Rain or shine, spring, summer or fall, a walk among the trees does a body good. We stare up at their heights with awe through a winding kaleidoscope of branches and leaves. Many have stood through storms, persevered with development, provided shelter over the years and witnessed the passing decades of our city. Olympia has its share of great trees just waiting for passersby to wonder at their respected age and their stories. Take a walk around Olympia and check out these famous historic trees.
Boundary Street SE and Legion Way
Some trees have one root in the past and one in the present. One particular Garry oak is doing just that. The story goes that as a seedling the oak was brought by saddleback from Steilacoom. It was planted by Dudley (Dud) Story Bradstreet Henry and his wife, Fanny, in 1872 on their homestead, which is now an East Olympia neighborhood. D.S.B. Henry was a second-generation surveyor and civil engineer and son of Anson Henry, who was a friend of Abraham Lincoln. The Henry family came west by wagon train when Dudley was 10 years old. The Garry oak, commonly referred to as the Oregon white oak, perhaps gets its label from the Garry in its Latin name Quercus garryana. First United Methodist Church of Olympia, at the corner of Boundary Street SE and Legion Way, is now the steward of this relic.
Union Avenue between Jefferson Street SE and Washington Street SE
Another landmark stands in Centennial Park, closer to downtown Olympia. A 131-year-old sequoia is tucked away in this small park on land that previously belonged to Rossell O’Brien, an Irish, Civil War veteran who came to Olympia in 1870. O’Brien is known for having started the custom of standing for the “Star-Spangled Banner.” During a meeting of the Loyal Legion in Tacoma, in October of 1893, O’Brien stood during the national anthem, beginning the long lasting custom.

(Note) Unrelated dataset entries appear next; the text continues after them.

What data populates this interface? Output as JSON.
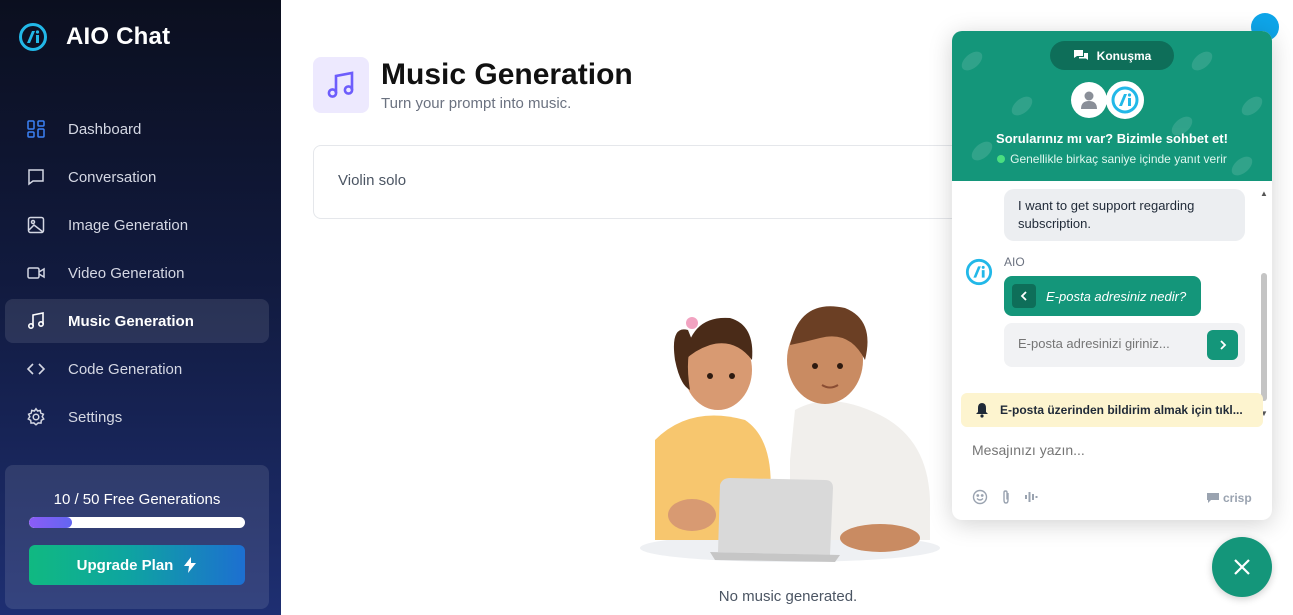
{
  "app": {
    "name": "AIO Chat"
  },
  "sidebar": {
    "items": [
      {
        "label": "Dashboard",
        "icon": "dashboard-icon",
        "active": false
      },
      {
        "label": "Conversation",
        "icon": "message-icon",
        "active": false
      },
      {
        "label": "Image Generation",
        "icon": "image-icon",
        "active": false
      },
      {
        "label": "Video Generation",
        "icon": "video-icon",
        "active": false
      },
      {
        "label": "Music Generation",
        "icon": "music-icon",
        "active": true
      },
      {
        "label": "Code Generation",
        "icon": "code-icon",
        "active": false
      },
      {
        "label": "Settings",
        "icon": "settings-icon",
        "active": false
      }
    ],
    "plan": {
      "usage_text": "10 / 50 Free Generations",
      "used": 10,
      "limit": 50,
      "upgrade_label": "Upgrade Plan"
    }
  },
  "main": {
    "title": "Music Generation",
    "subtitle": "Turn your prompt into music.",
    "prompt_value": "Violin solo",
    "empty_text": "No music generated."
  },
  "chat": {
    "tab_label": "Konuşma",
    "headline": "Sorularınız mı var? Bizimle sohbet et!",
    "status": "Genellikle birkaç saniye içinde yanıt verir",
    "user_message": "I want to get support regarding subscription.",
    "bot_name": "AIO",
    "bot_question": "E-posta adresiniz nedir?",
    "email_placeholder": "E-posta adresinizi giriniz...",
    "notify_text": "E-posta üzerinden bildirim almak için tıkl...",
    "compose_placeholder": "Mesajınızı yazın...",
    "brand": "crisp"
  },
  "colors": {
    "sidebar_top": "#0b0f1f",
    "sidebar_bottom": "#1e2f72",
    "chat_green": "#14967a",
    "accent_purple": "#6366f1",
    "notify_yellow": "#fdf4cf"
  }
}
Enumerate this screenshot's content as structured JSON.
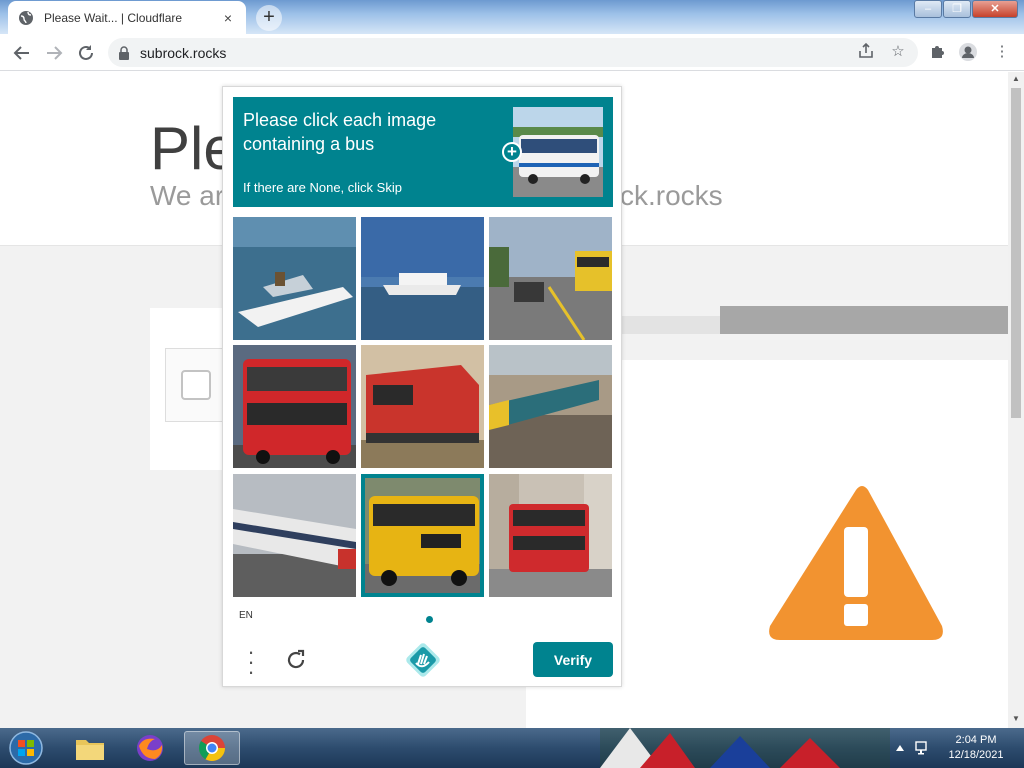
{
  "browser": {
    "tab_title": "Please Wait... | Cloudflare",
    "tab_close": "×",
    "new_tab": "+",
    "url": "subrock.rocks",
    "window_controls": {
      "minimize": "–",
      "restore": "❐",
      "close": "✕"
    },
    "icons": [
      "globe-icon",
      "back-icon",
      "forward-icon",
      "reload-icon",
      "lock-icon",
      "share-icon",
      "star-icon",
      "extensions-icon",
      "profile-icon",
      "menu-icon"
    ]
  },
  "page": {
    "heading_partial": "Ple",
    "subheading_left": "We ar",
    "subheading_right": "ck.rocks"
  },
  "captcha": {
    "prompt_title": "Please click each image containing a bus",
    "prompt_sub": "If there are None, click Skip",
    "language": "EN",
    "verify_label": "Verify",
    "accent_color": "#00838f",
    "tiles": [
      {
        "subject": "speedboat",
        "selected": false
      },
      {
        "subject": "ferry",
        "selected": false
      },
      {
        "subject": "train-station",
        "selected": false
      },
      {
        "subject": "red-double-decker-bus",
        "selected": false
      },
      {
        "subject": "red-locomotive",
        "selected": false
      },
      {
        "subject": "passenger-train",
        "selected": false
      },
      {
        "subject": "white-train",
        "selected": false
      },
      {
        "subject": "yellow-school-bus",
        "selected": true
      },
      {
        "subject": "red-double-decker-bus-street",
        "selected": false
      }
    ]
  },
  "taskbar": {
    "time": "2:04 PM",
    "date": "12/18/2021",
    "apps": [
      "windows-explorer",
      "firefox",
      "chrome"
    ]
  }
}
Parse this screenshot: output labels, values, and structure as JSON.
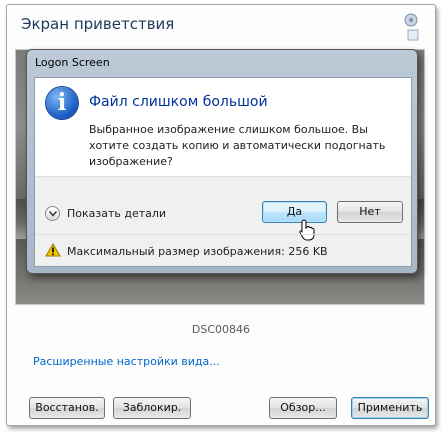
{
  "window": {
    "title": "Экран приветствия",
    "photo_name": "DSC00846",
    "advanced_link": "Расширенные настройки вида...",
    "buttons": {
      "restore": "Восстанов.",
      "lock": "Заблокир.",
      "browse": "Обзор...",
      "apply": "Применить"
    }
  },
  "dialog": {
    "title": "Logon Screen",
    "heading": "Файл слишком большой",
    "message": "Выбранное изображение слишком большое. Вы хотите создать копию и автоматически подогнать изображение?",
    "details_label": "Показать детали",
    "yes_label": "Да",
    "no_label": "Нет",
    "footer_text": "Максимальный размер изображения: 256 KB"
  },
  "colors": {
    "heading": "#003399",
    "link": "#0066cc",
    "dialog_frame": "#b3c2d2"
  }
}
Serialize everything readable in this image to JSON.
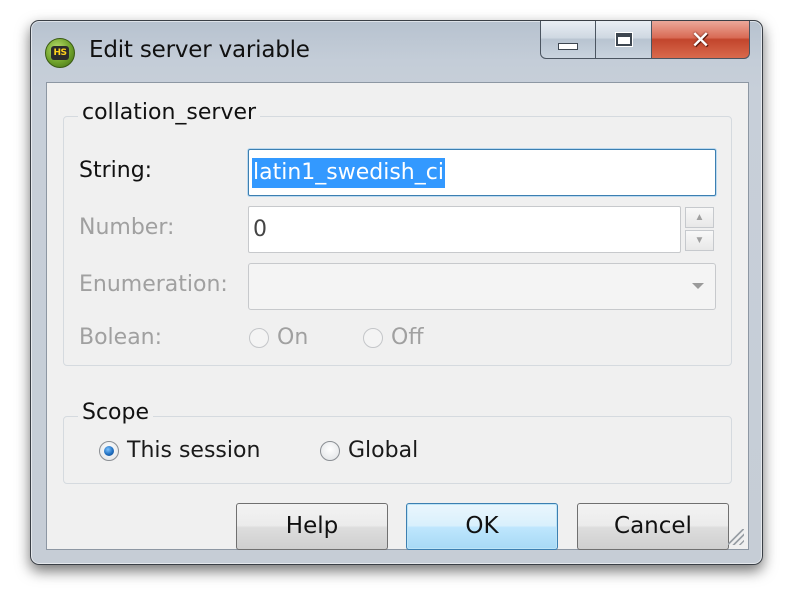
{
  "window": {
    "title": "Edit server variable",
    "app_icon_text": "HS",
    "close_glyph": "✕"
  },
  "variable_group": {
    "caption": "collation_server",
    "string_label": "String:",
    "string_value": "latin1_swedish_ci",
    "number_label": "Number:",
    "number_value": "0",
    "enumeration_label": "Enumeration:",
    "enumeration_value": "",
    "boolean_label": "Bolean:",
    "boolean_on": "On",
    "boolean_off": "Off"
  },
  "scope_group": {
    "caption": "Scope",
    "this_session": "This session",
    "global": "Global",
    "selected": "This session"
  },
  "buttons": {
    "help": "Help",
    "ok": "OK",
    "cancel": "Cancel"
  },
  "icons": {
    "spin_up": "▲",
    "spin_down": "▼"
  }
}
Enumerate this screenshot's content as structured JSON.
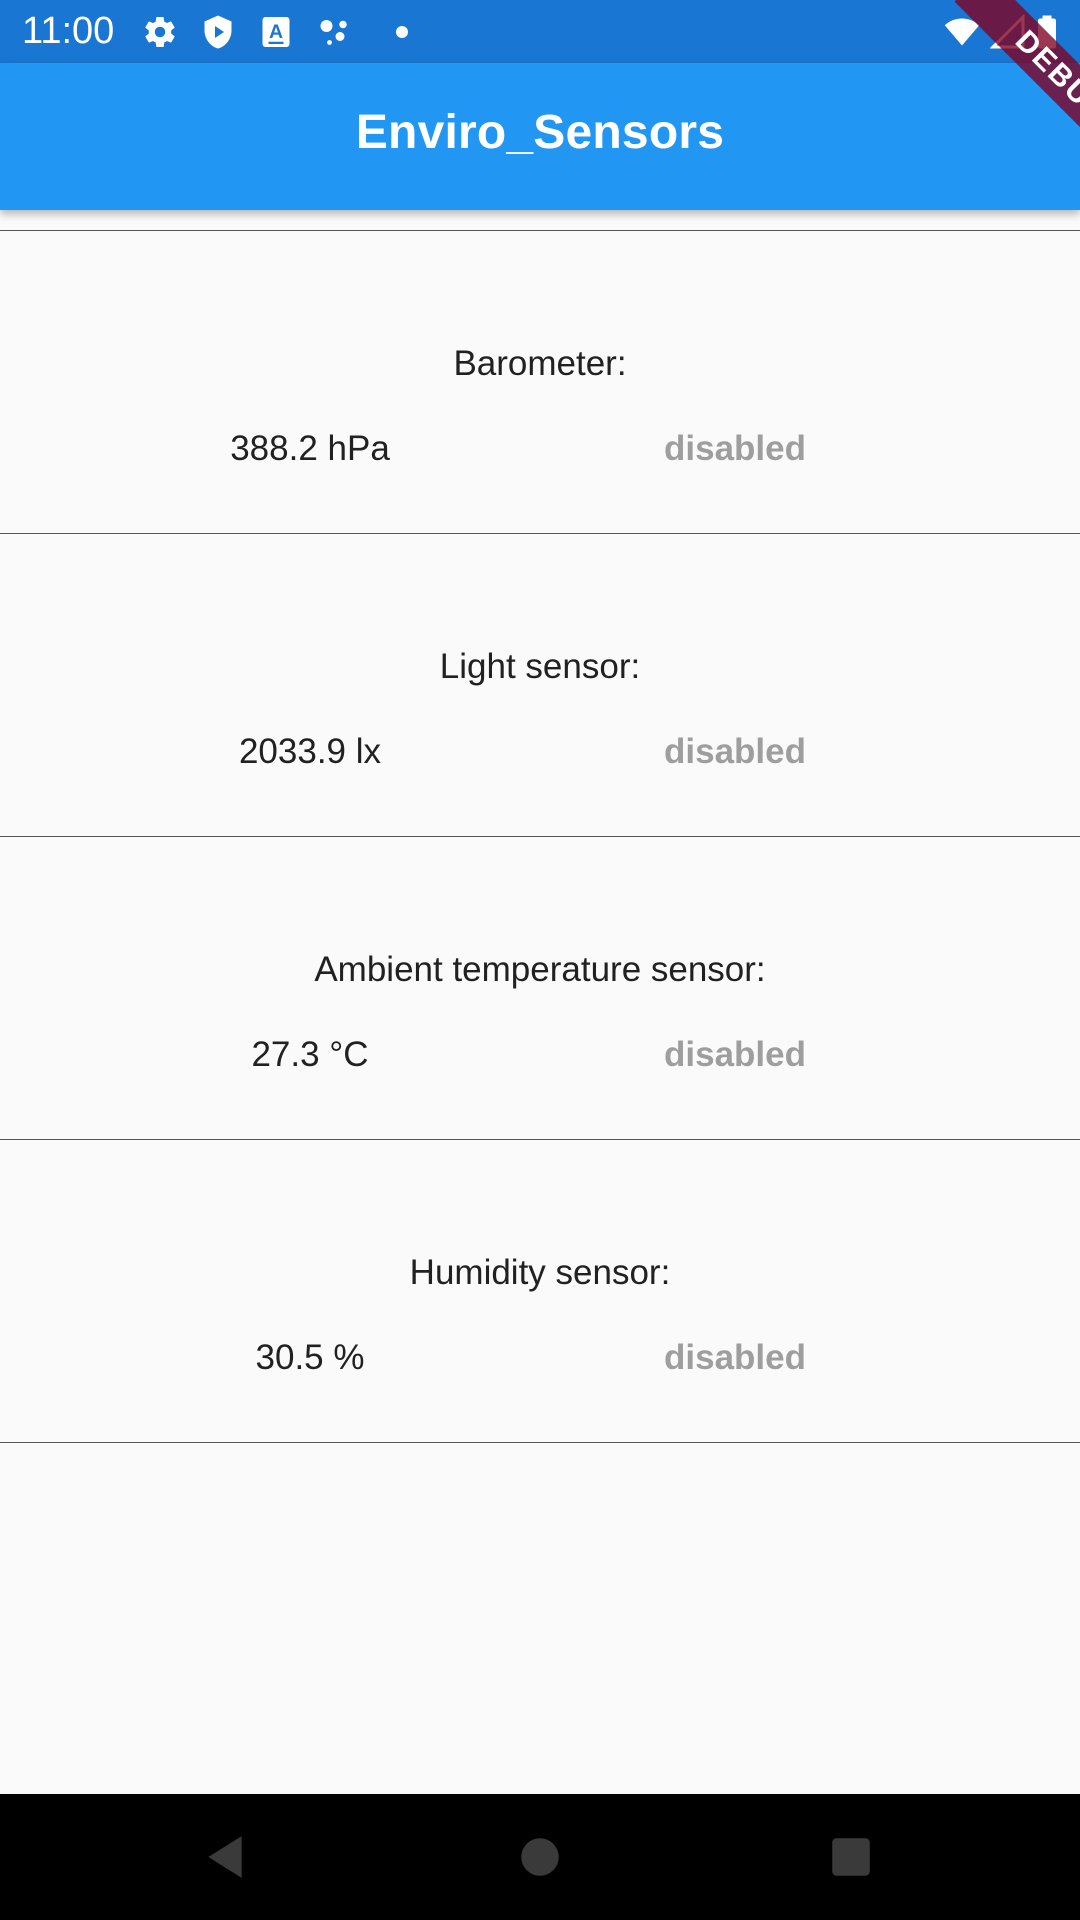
{
  "status_bar": {
    "time": "11:00",
    "icons": [
      "gear-icon",
      "shield-icon",
      "keyboard-a-icon",
      "assistant-dots-icon",
      "dot-icon",
      "wifi-icon",
      "signal-icon",
      "battery-icon"
    ]
  },
  "app_bar": {
    "title": "Enviro_Sensors",
    "color": "#2196f3"
  },
  "debug_banner": "DEBUG",
  "sensors": [
    {
      "label": "Barometer:",
      "value": "388.2 hPa",
      "status": "disabled"
    },
    {
      "label": "Light sensor:",
      "value": "2033.9 lx",
      "status": "disabled"
    },
    {
      "label": "Ambient temperature sensor:",
      "value": "27.3 °C",
      "status": "disabled"
    },
    {
      "label": "Humidity sensor:",
      "value": "30.5 %",
      "status": "disabled"
    }
  ],
  "nav_bar": {
    "buttons": [
      "back-triangle-icon",
      "home-circle-icon",
      "recents-square-icon"
    ]
  },
  "colors": {
    "status_bar": "#1976d2",
    "app_bar": "#2196f3",
    "status_text": "#9e9e9e",
    "debug_ribbon": "#800020"
  }
}
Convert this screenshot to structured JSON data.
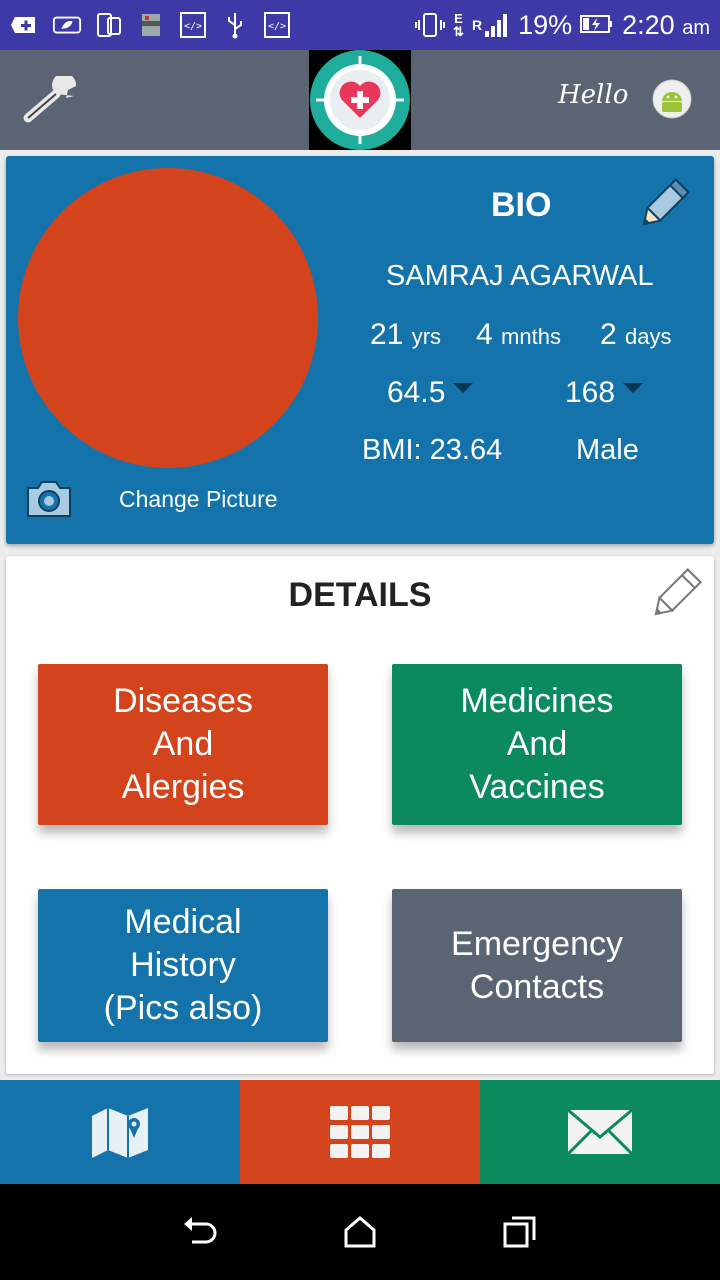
{
  "status_bar": {
    "icons": [
      "add-icon",
      "leaf-icon",
      "phone-copy-icon",
      "archive-icon",
      "code-icon",
      "usb-icon",
      "code-icon",
      "vibrate-icon",
      "data-arrows-icon",
      "signal-icon"
    ],
    "network_e": "E",
    "network_r": "R",
    "battery": "19%",
    "time": "2:20",
    "ampm": "am"
  },
  "app_bar": {
    "hello": "Hello",
    "settings_icon": "wrench-icon",
    "logo_icon": "heart-plus-logo",
    "avatar_icon": "android-avatar"
  },
  "bio": {
    "title": "BIO",
    "name": "SAMRAJ AGARWAL",
    "age_years": "21",
    "age_years_unit": "yrs",
    "age_months": "4",
    "age_months_unit": "mnths",
    "age_days": "2",
    "age_days_unit": "days",
    "weight": "64.5",
    "height": "168",
    "bmi": "BMI: 23.64",
    "gender": "Male",
    "change_picture": "Change Picture",
    "photo_color": "#d4441c"
  },
  "details": {
    "title": "DETAILS",
    "tiles": [
      {
        "label": "Diseases\nAnd\nAlergies",
        "color": "#d4441c"
      },
      {
        "label": "Medicines\nAnd\nVaccines",
        "color": "#0b8a5e"
      },
      {
        "label": "Medical\nHistory\n(Pics also)",
        "color": "#1573ac"
      },
      {
        "label": "Emergency\nContacts",
        "color": "#5b6473"
      }
    ]
  },
  "bottom_nav": [
    {
      "icon": "map-icon",
      "color": "#1573ac"
    },
    {
      "icon": "grid-icon",
      "color": "#d4441c"
    },
    {
      "icon": "mail-icon",
      "color": "#0b8a5e"
    }
  ],
  "system_nav": [
    "back-icon",
    "home-icon",
    "recents-icon"
  ]
}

The Sequoia sempervirens was planted on the O’Brien property around the time Washington reached statehood in 1889 and was determined to be 100 years old near the centennial anniversary of statehood, thus earning the park its name. The sequoia has officially been named the Daniel J. Evans Sequoia to honor one of Washington’s former governor’s environmental protection work. The O’Brien house and those adjacent are no longer present. The park is a portion of the city block along Union Avenue between Jefferson Street SE and Washington Street SE.
Capitol Way and the South Diagonal Street
The Moon Tree on the Washington State Capitol campus has been on a mission to the moon. Hundreds of tree seeds, including those of the Pacific Northwest native the Douglas fir, took a ride into space and back. The Apollo 14 mission launched on January 31, 1971, and along with it went 400-500 tree seeds. Astronaut and former U.S. Forest Service smoke jumper Stuart Roosa brought the seeds along as part of a NASA/USFS project. Roosa and the seeds remained in the Kitty Hawk command module, orbiting above the moon while Alan Shepard and Edgar Mitchell landed on the lunar surface. The Douglas fir seeds, one of five types chosen for the mission, were planted as part of the bicentennial celebrations in 1976. The Moon Tree is located at the corner of Capitol Way and the South Diagonal Street on the Capitol campus.
The Lone Tree
Legend has it that in 1792 Robert Gray, captain of the of the Columbia Rediviva, sailed into Gray’s Harbor with the aide of a lone spruce tree visible in the distance. Located on Damon Point near Ocean Shores, the Daughters of the American Revolution installed a plaque at the tree. A storm in the 1930s damaged the tree, but the plaque and a limb were saved. The Washington Historical Quarterly reported in 1935 that a Mrs. H.W. Paton was able to retrieve the broken limbs and gave them as a specimen to the University of Washington. A seedling was created from the remains of the original, legendary Lone Tree, and it was planted along the front walkway at the old State Capitol Museum building at 211 SW 21st Avenue in Olympia.
Olympia has woven together its conservation and urban forestry efforts with its appreciation of local history and people. The City of Olympia’s Landmark Trees are defined in the Olympia Municipal Code as “a tree or group of trees designated as such by the city because of its exceptional value to the residents of the city. Value is determined by factors such as: association with historic figures, events or properties, rare or unusual species, or exceptional aesthetic quality.” For 27 years, Olympia has been a Tree City USA city, a program with the Arbor Day Foundation that equips cities with a framework to manage their trees through protective ordinances, expenditure plans, celebrations and creating a board to oversee the steps. The city’s Department of Urban Forestry cares for the city’s flora and fauna, manages plans for the future and educates the public.
Throughout Olympia neighborhood streets stand trees that are living memorials to those who planted them, in some cases more than a century ago, and are witnesses that bridge the span of time. We can walk and stand in the shelter of these trees, be humbled by their grandeur and learn about Olympia’s history.